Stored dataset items
□ □ □ □

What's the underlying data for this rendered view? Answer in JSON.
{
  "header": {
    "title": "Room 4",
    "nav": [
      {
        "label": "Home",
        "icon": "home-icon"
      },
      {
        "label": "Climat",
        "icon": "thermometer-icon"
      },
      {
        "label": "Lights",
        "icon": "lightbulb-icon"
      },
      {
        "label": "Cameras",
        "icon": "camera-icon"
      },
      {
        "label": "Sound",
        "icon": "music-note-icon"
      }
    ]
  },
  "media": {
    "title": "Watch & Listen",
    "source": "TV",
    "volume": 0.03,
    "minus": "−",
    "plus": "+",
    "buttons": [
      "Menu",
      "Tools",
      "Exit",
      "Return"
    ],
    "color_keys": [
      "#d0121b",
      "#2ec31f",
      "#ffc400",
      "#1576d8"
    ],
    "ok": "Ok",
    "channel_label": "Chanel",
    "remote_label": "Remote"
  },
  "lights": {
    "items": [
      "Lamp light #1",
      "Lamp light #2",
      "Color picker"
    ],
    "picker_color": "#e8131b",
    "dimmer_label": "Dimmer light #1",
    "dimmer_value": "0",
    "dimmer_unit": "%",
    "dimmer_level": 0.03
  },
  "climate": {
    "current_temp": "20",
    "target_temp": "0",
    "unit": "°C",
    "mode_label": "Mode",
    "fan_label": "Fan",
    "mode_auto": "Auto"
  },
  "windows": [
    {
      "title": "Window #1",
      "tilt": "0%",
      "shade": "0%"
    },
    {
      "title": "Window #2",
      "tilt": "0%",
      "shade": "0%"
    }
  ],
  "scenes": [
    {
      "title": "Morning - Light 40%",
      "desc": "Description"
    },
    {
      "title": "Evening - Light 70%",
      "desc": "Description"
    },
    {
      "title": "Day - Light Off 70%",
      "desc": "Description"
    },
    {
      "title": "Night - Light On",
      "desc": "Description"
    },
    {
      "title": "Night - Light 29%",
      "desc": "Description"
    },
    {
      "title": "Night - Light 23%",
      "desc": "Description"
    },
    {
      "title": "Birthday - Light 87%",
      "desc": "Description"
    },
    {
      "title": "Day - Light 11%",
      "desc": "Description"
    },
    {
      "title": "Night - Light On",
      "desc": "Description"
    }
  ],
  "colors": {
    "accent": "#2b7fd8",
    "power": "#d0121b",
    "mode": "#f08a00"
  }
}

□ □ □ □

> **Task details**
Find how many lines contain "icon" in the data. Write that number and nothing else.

> **Exercise response**
5